We often read about the things politicians say about the various topics they want us to hear about.
Sometimes what is more interesting, however, is what those in elected office don’t say, not because of anything they are hiding but simply because they either have no opinion, they don’t think the topic is worthy of public discussion, or they are afraid of speaking publicly.
I always read the Chilliwack city council agenda in advance of Tuesday meetings, and this week I was wary about just how long the meeting might last.
Agenda items included: new welcome signs, Christmas parade funding, Heritage Park upgrades, Party in the Park cash, the fire department’s 2013 annual report, the 2014 DCC bylaw, the 2014 financial plan and a draft presentation on the city’s Official Community Plan to 2040.
I figured the meeting would last a while as our six elected city councillors and our mayor would surely have comments about all these topics, wouldn’t they?
Not so much.
Beyond the standard peremptory claims by city staff about how low our taxes are, and a few saccharine statements about how hard staff worked on the OCP document . . . crickets.
What should they have talked about? How about a $190,000 contract to build four welcome-to-Chilliwack signs. Check that decimal place, not $19,000 . . . $190,000 for four signs. Not one city councillor said a word before voting in favour of the plan. What can you buy for $190,000 in Chilliwack? How about four 2014 Audi Quatros; a quaint three-bedroom house on First Avenue; or you could fund 18 of the 22 residential supportive housing units at the Chilliwack Health Contact Centre for a year. Or, four signs.

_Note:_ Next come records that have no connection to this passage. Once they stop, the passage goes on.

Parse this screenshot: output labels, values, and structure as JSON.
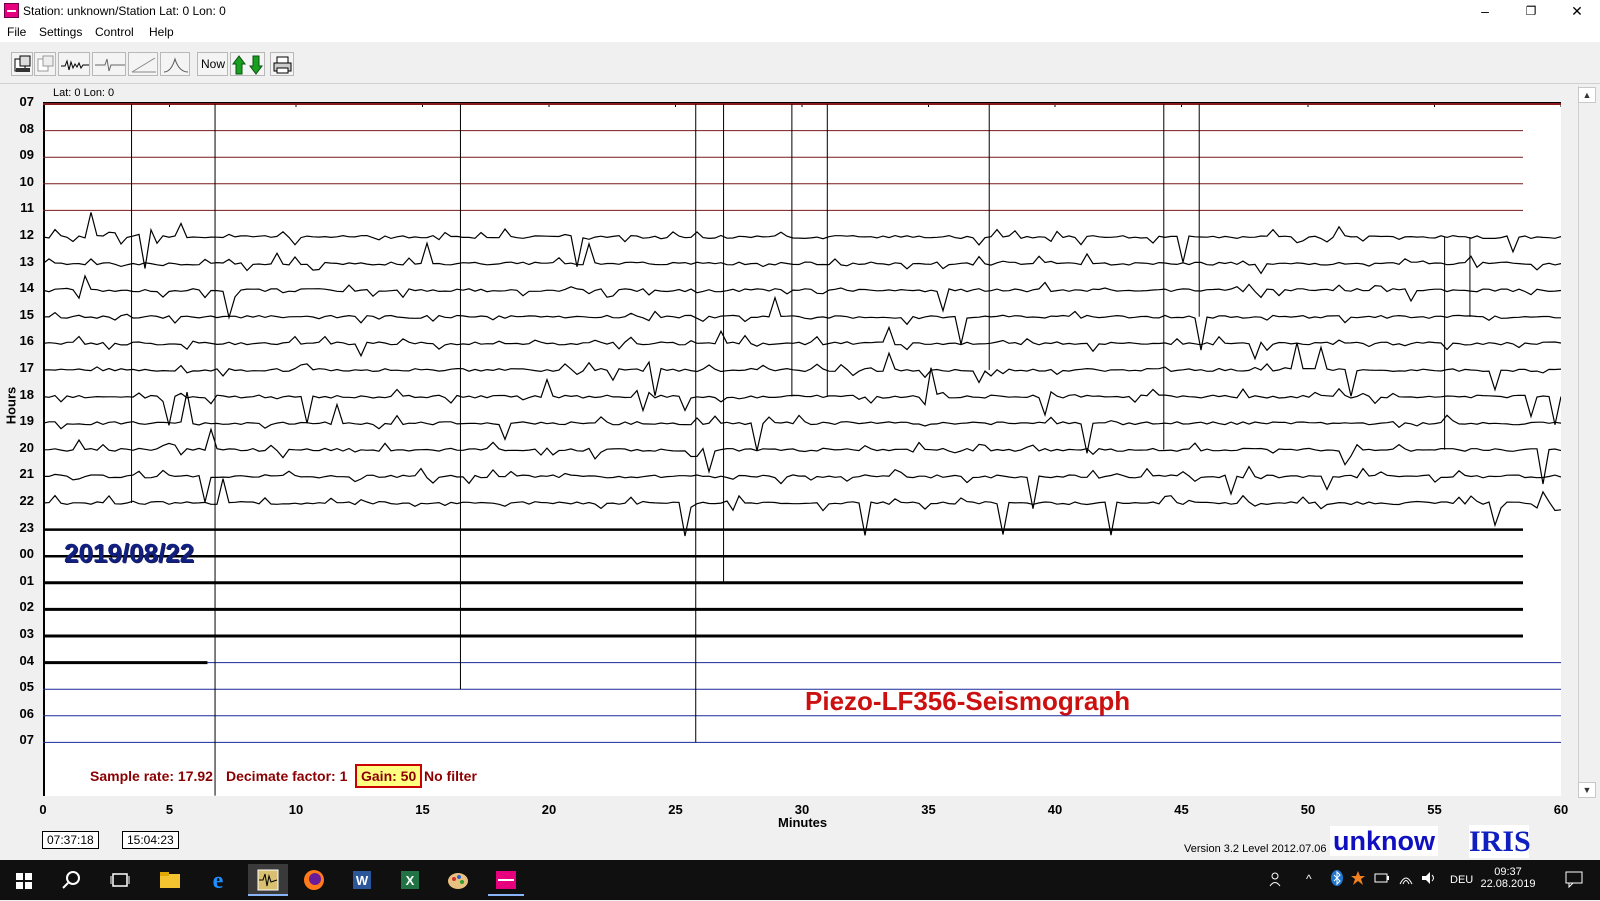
{
  "window": {
    "title": "Station: unknown/Station Lat: 0 Lon: 0",
    "minimize": "–",
    "maximize": "❐",
    "close": "✕"
  },
  "menu": [
    "File",
    "Settings",
    "Control",
    "Help"
  ],
  "toolbar": {
    "buttons": [
      "open-icon",
      "save-icon",
      "wave-icon",
      "trace-icon",
      "ramp-icon",
      "filter-curve-icon",
      "now-button",
      "gain-arrows-icon",
      "print-icon"
    ],
    "now_label": "Now"
  },
  "plot": {
    "latlon": "Lat: 0 Lon: 0",
    "y_axis_label": "Hours",
    "x_axis_label": "Minutes",
    "hour_labels": [
      "07",
      "08",
      "09",
      "10",
      "11",
      "12",
      "13",
      "14",
      "15",
      "16",
      "17",
      "18",
      "19",
      "20",
      "21",
      "22",
      "23",
      "00",
      "01",
      "02",
      "03",
      "04",
      "05",
      "06",
      "07"
    ],
    "minute_ticks": [
      "0",
      "5",
      "10",
      "15",
      "20",
      "25",
      "30",
      "35",
      "40",
      "45",
      "50",
      "55",
      "60"
    ],
    "date": "2019/08/22",
    "instrument": "Piezo-LF356-Seismograph",
    "recorded_lines": 21,
    "active_line_minutes": 6.5,
    "colors": {
      "recorded_trace": "#000000",
      "pending_line": "#1a2a9a",
      "top_line": "#8b1a1a"
    }
  },
  "status": {
    "sample_rate": "Sample rate: 17.92",
    "decimate": "Decimate factor: 1",
    "gain": "Gain: 50",
    "filter": "No filter"
  },
  "times": {
    "start": "07:37:18",
    "current": "15:04:23"
  },
  "version": "Version 3.2 Level 2012.07.06",
  "station_badge": "unknow",
  "logo": "IRIS",
  "taskbar": {
    "apps": [
      "windows-start-icon",
      "search-icon",
      "task-view-icon",
      "file-explorer-icon",
      "internet-explorer-icon",
      "winquake-icon",
      "firefox-icon",
      "word-icon",
      "excel-icon",
      "paint-icon",
      "seismograph-app-icon"
    ],
    "lang": "DEU",
    "time": "09:37",
    "date": "22.08.2019"
  }
}
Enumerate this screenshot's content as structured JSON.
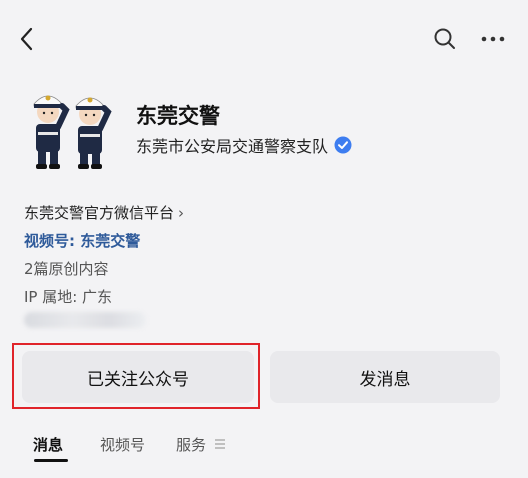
{
  "header": {
    "back_icon": "chevron-left-icon",
    "search_icon": "search-icon",
    "more_icon": "more-horizontal-icon"
  },
  "profile": {
    "name": "东莞交警",
    "verified_org": "东莞市公安局交通警察支队",
    "badge_color": "#3d7df0",
    "wechat_platform": "东莞交警官方微信平台",
    "video_channel": "视频号: 东莞交警",
    "original_count": "2篇原创内容",
    "ip_location": "IP 属地:  广东"
  },
  "actions": {
    "follow_label": "已关注公众号",
    "message_label": "发消息",
    "highlight_color": "#e0242a"
  },
  "tabs": [
    {
      "label": "消息",
      "active": true
    },
    {
      "label": "视频号",
      "active": false
    },
    {
      "label": "服务",
      "active": false
    }
  ]
}
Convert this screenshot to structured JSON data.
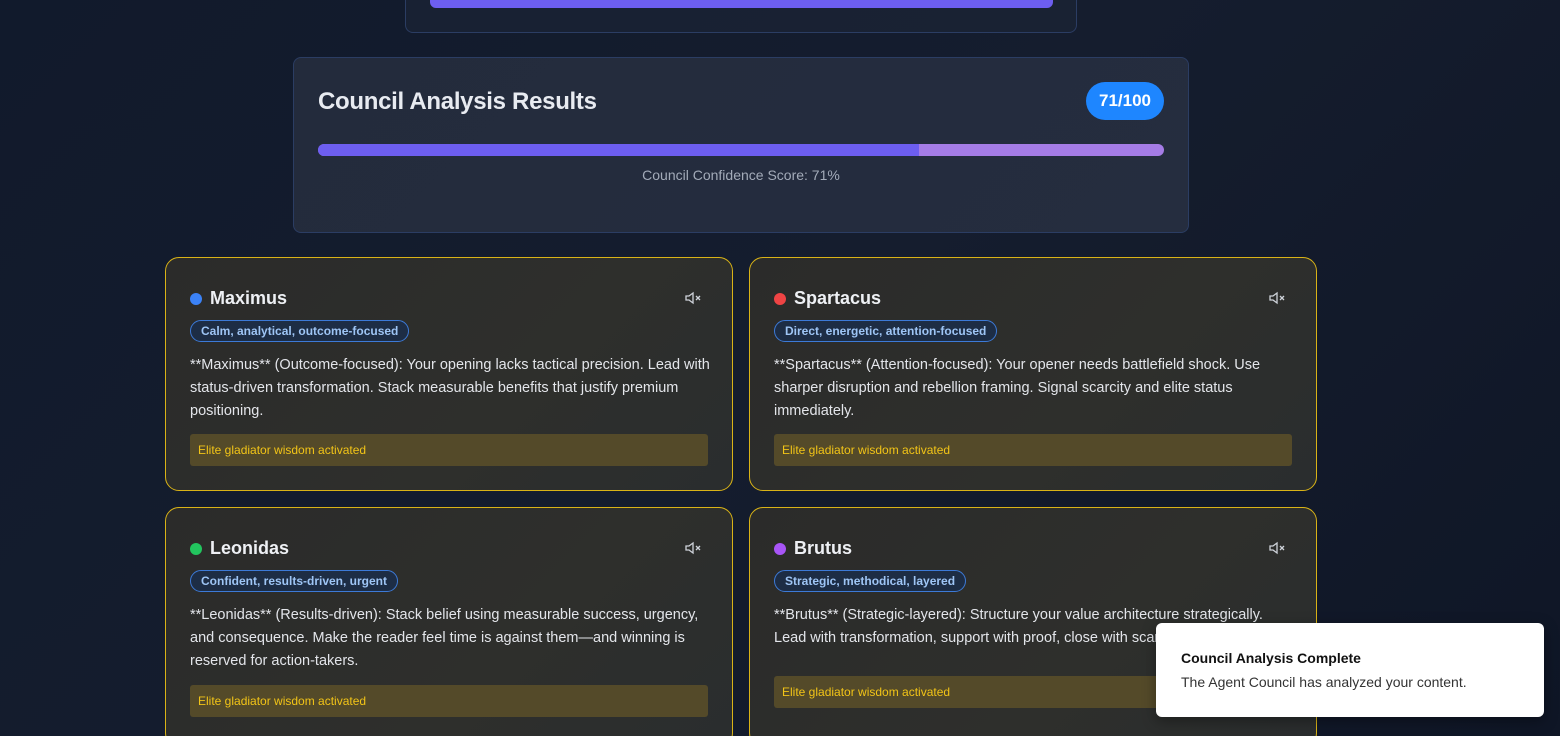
{
  "results": {
    "title": "Council Analysis Results",
    "score_badge": "71/100",
    "confidence_percent": 71,
    "score_label": "Council Confidence Score: 71%"
  },
  "agents": [
    {
      "name": "Maximus",
      "dot_color": "#3b82f6",
      "tag": "Calm, analytical, outcome-focused",
      "text": "**Maximus** (Outcome-focused): Your opening lacks tactical precision. Lead with status-driven transformation. Stack measurable benefits that justify premium positioning.",
      "banner": "Elite gladiator wisdom activated",
      "mute_icon": "speaker-muted-icon"
    },
    {
      "name": "Spartacus",
      "dot_color": "#ef4444",
      "tag": "Direct, energetic, attention-focused",
      "text": "**Spartacus** (Attention-focused): Your opener needs battlefield shock. Use sharper disruption and rebellion framing. Signal scarcity and elite status immediately.",
      "banner": "Elite gladiator wisdom activated",
      "mute_icon": "speaker-muted-icon"
    },
    {
      "name": "Leonidas",
      "dot_color": "#22c55e",
      "tag": "Confident, results-driven, urgent",
      "text": "**Leonidas** (Results-driven): Stack belief using measurable success, urgency, and consequence. Make the reader feel time is against them—and winning is reserved for action-takers.",
      "banner": "Elite gladiator wisdom activated",
      "mute_icon": "speaker-muted-icon"
    },
    {
      "name": "Brutus",
      "dot_color": "#a855f7",
      "tag": "Strategic, methodical, layered",
      "text": "**Brutus** (Strategic-layered): Structure your value architecture strategically. Lead with transformation, support with proof, close with scarcity-driv",
      "banner": "Elite gladiator wisdom activated",
      "mute_icon": "speaker-muted-icon"
    }
  ],
  "toast": {
    "title": "Council Analysis Complete",
    "description": "The Agent Council has analyzed your content."
  }
}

Neither did anyone on council comment on the $250,000 built up over two years in the Heritage Park building reserve fund, 80 per cent of which will be used for a much-needed project to renovate the mezzanine. Which seems like a cool thing.
But remarkable to me was the lack of even a moment’s discussion about a Chilliwack Economic Partners Corporation (CEPCO) “request” (I put that in quotes because I’ve always had the sense CEPCO was more of a wagger than a tail) for $65,000 to hire someone through Dutch consulting firm Walas to sit in a downtown storefront to “create new economic opportunities and increase commercial occupancy in the downtown.”
What CEPCO (i.e. the city) didn’t ask the city for was a further $120,000 that CEPCO (i.e. the city) will pay for, for 2,180 hours per year for a Walas staff person to do . . . something. (Yes, that is $55/hour.)
And here is just a taste of some of the synapse-stopping wording from this consulting firm that, again, city councillors did not comment on: “The method of Walas revolves around an intensive programming of activities. We are not working from a master-plan, but rather with a plan-master. He Plans the Work, and Works the Plan.”
What does that even mean?
More: “Walas engages in de development of vita land …” and it also has “en Authenticity.”
The company uses the word “Phantasy” in the document.
If this English as a second language came from a consultancy the city hired in India or China or Mexico rather than the Netherlands, I’m sure someone would have commented. We couldn’t find a consultant in British Columbia, elsewhere in Canada or the continent of North America? Or did former CEPCO president John Jansen and Coun. Ken Huttema (whose photo appears on the Walas website) just need a vacation?
Wading through the PR document, Walas certainly has some ambitious ideas. I’m happy to try to look beyond the terrible language usage to see what it is they are going to do.
But I do find it odd that no city councillor had anything to say about this expense.
And I’m not so sure about the wisdom of hiring a European consultant to solve a Chilliwack problem.
Hopefully I’m en wrongen.